Thursday, April 30, 2009

A WINK AND A SMILE: This was -- or is -- Burlesque? I Don't Think So....

If you're getting your hopes up that Deirdre Timmons' new movie A WINK AND A SMILE is going to give you some idea of what old-time burlesque was like, disabuse yourself of that notion double quick. The film may offer a clue as to what burlesque aspires to now, but if so, that seems a bit sad to me. Not that the old Burley-Q was any great shakes, back in the day. It kept a certain class of guy happy, thinking he was seeing something

naughty (and back then -- the first half of the last century -- I suppose, he was). But if what we see in Ms Timmons' film can be taken as gospel, what Burlesque means these days is some kind of psycho-therapy for needy gals who want to bolster their self-image. My, how times have changed.

What we see in this new documentary is not remotely like the seedy old theatres (or audiences or acts) where I ventured a couple of times during my youth to find out what the "deal" was. No, this stuff caters to a much more modern, with-it audience, who's always ready to "deconstruct" what's going on in order to make it more palatable and perhaps feminist-friendly. The film tracks a semester at Seattle's Academy of Burlesque, run by a young woman with the stage name of Miss Indigo Blue (shown two photos above, in blue feathers). Ms Blue trains her students for the big event -- their first real "strip" at the end of the semester, and we watch and listen as they practice. Sort of. All this is interrupted by views of some current successful strippers who strut their stuff. These include a cross dresser named Waxey Moon (shown just below) Whoops: I am told by a certain Anonymous in the comment that follows this post, that I have misspelled Waxey (it's Waxie) and, in any case, the photo is of a performer called Ultra.

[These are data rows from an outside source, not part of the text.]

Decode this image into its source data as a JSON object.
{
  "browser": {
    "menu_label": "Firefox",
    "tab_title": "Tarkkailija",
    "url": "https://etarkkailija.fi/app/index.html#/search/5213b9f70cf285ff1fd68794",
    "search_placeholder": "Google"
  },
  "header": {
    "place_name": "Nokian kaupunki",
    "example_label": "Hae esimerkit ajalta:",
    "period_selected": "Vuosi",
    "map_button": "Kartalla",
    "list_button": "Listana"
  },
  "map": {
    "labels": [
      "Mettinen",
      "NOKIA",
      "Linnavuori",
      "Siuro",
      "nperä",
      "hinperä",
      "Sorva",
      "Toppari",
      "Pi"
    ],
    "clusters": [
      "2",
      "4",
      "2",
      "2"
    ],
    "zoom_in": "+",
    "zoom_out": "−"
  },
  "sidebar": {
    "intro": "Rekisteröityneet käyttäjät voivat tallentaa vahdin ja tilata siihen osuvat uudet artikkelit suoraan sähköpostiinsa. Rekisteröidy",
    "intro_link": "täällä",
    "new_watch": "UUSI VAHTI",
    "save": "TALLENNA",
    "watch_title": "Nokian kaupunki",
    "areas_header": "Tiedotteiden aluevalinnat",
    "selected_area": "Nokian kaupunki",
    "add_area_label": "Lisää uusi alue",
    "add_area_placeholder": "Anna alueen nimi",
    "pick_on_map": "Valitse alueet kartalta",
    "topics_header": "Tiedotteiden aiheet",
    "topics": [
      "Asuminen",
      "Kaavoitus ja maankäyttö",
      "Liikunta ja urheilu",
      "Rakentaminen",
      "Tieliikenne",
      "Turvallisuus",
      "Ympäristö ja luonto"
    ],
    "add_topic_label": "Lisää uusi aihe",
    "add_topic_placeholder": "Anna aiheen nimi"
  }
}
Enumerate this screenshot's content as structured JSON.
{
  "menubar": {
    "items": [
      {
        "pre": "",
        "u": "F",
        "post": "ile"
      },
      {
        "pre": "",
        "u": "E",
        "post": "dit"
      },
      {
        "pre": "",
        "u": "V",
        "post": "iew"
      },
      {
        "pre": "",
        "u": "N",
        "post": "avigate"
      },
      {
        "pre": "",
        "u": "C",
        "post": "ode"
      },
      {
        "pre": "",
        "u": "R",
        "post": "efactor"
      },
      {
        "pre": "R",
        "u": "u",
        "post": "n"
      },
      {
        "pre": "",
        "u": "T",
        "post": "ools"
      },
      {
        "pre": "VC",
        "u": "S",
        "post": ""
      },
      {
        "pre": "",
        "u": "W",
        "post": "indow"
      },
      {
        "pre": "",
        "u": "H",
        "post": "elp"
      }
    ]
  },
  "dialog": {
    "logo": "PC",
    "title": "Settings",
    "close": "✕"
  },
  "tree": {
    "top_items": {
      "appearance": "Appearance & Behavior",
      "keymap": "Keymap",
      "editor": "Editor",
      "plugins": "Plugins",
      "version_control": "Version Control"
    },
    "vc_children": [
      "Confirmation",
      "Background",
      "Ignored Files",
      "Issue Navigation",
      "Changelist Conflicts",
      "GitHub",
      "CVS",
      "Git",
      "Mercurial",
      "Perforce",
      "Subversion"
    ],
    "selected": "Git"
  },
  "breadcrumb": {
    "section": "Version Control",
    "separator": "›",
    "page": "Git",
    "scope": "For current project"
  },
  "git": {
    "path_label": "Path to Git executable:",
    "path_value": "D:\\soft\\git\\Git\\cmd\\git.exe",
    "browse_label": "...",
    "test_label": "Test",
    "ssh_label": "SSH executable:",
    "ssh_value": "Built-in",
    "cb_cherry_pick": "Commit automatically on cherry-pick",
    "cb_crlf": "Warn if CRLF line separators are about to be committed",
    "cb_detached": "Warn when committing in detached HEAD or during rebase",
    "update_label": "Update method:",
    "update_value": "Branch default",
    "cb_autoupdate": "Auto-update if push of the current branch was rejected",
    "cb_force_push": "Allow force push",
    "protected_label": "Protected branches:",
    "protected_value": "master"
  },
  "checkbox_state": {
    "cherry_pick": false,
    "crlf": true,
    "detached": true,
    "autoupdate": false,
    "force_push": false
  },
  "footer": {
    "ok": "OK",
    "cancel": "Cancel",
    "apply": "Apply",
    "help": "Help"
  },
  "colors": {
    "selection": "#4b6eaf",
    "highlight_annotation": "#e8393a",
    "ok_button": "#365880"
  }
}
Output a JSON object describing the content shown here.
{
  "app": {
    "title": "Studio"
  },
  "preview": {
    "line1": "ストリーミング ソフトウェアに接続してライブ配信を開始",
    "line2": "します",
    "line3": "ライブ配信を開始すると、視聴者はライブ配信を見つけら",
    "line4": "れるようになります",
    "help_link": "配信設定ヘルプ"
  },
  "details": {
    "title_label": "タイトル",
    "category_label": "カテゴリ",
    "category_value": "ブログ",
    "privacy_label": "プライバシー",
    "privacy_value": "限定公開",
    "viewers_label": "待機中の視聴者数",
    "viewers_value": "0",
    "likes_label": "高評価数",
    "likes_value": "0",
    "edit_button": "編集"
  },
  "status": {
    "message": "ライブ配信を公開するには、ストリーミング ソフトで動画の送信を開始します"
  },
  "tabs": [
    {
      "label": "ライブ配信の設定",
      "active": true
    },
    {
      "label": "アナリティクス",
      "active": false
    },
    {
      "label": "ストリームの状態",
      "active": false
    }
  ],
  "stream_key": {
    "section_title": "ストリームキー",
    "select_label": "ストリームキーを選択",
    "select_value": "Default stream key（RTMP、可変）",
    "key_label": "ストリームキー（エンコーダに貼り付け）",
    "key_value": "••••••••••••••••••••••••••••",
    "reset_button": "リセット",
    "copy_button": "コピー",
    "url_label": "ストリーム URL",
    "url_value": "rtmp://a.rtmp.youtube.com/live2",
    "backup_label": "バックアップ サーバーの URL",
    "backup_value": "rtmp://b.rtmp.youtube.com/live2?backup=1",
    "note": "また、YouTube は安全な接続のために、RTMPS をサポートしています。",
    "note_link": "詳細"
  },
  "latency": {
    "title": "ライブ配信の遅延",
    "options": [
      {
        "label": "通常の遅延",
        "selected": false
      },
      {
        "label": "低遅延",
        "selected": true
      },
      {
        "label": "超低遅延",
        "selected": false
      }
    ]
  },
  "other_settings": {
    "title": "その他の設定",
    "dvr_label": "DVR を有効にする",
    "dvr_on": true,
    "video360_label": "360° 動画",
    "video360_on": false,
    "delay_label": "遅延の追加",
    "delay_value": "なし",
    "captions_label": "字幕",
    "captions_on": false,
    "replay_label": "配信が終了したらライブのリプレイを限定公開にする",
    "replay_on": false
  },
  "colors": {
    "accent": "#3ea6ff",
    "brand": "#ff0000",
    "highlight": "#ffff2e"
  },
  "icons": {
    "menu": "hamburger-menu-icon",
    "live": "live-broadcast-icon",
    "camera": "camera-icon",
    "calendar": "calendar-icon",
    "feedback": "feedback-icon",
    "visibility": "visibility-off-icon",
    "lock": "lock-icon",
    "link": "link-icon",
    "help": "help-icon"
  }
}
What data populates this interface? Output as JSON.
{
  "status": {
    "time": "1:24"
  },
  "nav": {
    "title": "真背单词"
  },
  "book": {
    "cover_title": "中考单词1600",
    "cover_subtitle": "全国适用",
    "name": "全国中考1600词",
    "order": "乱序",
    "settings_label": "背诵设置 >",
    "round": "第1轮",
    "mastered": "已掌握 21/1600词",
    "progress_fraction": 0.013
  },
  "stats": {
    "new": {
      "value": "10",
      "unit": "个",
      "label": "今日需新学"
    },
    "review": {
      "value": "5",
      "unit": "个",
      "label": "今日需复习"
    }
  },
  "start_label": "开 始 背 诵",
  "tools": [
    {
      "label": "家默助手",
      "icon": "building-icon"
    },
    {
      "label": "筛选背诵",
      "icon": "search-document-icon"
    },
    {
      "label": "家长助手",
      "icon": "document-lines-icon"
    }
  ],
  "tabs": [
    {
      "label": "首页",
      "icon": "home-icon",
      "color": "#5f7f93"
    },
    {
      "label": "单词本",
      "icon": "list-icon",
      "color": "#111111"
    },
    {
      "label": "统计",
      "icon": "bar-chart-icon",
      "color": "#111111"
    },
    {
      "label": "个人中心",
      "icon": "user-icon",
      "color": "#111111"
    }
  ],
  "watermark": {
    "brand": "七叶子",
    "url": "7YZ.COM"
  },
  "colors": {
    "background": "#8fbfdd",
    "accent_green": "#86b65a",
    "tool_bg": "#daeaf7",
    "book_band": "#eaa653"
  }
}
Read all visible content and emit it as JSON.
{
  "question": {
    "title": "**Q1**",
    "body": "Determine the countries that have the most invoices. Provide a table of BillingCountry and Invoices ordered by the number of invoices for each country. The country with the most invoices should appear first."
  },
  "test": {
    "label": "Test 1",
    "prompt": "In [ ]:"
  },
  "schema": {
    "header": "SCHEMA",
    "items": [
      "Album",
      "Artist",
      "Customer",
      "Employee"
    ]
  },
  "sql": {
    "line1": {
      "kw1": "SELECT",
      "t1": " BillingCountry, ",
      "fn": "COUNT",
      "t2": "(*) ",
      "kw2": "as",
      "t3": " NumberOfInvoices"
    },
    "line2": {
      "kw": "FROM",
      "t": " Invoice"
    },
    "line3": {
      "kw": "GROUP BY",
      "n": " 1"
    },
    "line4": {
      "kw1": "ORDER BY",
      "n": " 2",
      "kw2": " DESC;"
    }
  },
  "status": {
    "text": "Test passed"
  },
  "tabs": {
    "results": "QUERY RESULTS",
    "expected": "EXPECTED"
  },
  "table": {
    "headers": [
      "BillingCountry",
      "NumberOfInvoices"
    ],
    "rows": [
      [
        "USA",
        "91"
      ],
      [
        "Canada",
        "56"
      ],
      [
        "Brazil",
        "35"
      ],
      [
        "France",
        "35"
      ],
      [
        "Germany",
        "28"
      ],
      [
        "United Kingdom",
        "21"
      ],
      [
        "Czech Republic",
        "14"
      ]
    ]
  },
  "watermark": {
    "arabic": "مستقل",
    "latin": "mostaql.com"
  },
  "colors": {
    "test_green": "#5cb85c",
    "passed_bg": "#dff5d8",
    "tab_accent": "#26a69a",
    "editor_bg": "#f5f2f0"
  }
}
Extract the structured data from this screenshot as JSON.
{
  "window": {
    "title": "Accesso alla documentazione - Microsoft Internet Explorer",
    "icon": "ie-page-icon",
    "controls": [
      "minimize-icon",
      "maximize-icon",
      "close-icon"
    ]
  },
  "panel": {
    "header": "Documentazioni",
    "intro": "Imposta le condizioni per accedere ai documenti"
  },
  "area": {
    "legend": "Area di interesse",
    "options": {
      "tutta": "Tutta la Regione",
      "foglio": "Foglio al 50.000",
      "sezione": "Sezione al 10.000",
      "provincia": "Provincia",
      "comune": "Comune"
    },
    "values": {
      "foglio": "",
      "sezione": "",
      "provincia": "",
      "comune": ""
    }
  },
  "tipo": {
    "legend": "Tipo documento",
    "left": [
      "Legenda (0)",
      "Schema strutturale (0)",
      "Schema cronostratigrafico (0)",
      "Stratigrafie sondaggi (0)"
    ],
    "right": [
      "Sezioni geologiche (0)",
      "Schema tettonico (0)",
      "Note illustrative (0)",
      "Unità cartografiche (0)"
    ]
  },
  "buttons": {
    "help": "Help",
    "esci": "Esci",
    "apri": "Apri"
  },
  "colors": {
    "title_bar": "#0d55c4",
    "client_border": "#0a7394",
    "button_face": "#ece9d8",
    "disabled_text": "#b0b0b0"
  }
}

Sorry about that., a kind of performance artist Lily Verlaine (the most interesting and, for my money, the biggest turn-on, of the bunch) and Ernie von Schmaltz, a male impersonator who is certainly the funniest of the lot.

More a comment on burlesque than burlesque itself, the movie take itself so seriously that is it finally rather difficult for us in the audience to do the same. "Humor is part of Burlesque," Ms Blue says at one point, yet so insistent is the film on making its point that you'll find damn little of that humor here (and when you do, as usual, it must be commented on and so defeats itself).

One more thing: Ms Indigo Blue, on screen far more than anyone else in this film, appears to be growing a mustache. This was so obvious in the print shown at the screening that I attended, that I found myself wondering often throughout the film just why this should be. Was it some kind of ironic comment? Or simply what happens when a hi-def video camera encounters a brunette? Was a better make-up job needed? Or is this part of Ms Blue's act (the movie offers other gender-bending moments)? Whatever, I found it disconcerting, as nobody connected with the movie appears to have even noticed.
More group therapy than anything else, A Wink and a Smile would have done better by giving us more of what its title promises -- and a lot less blather. The movie opens Friday, May 1, exclusively at Manhattan's Quad Cinema.

(All photos shown are from the film itself.)


Anonymous said...

The photo you show is of Ultra, not Waxie Moon, whose name you mispelled. Please do your fact checking. Thanks.

TrustMovies said...

Thanks, Anon. Will correct now.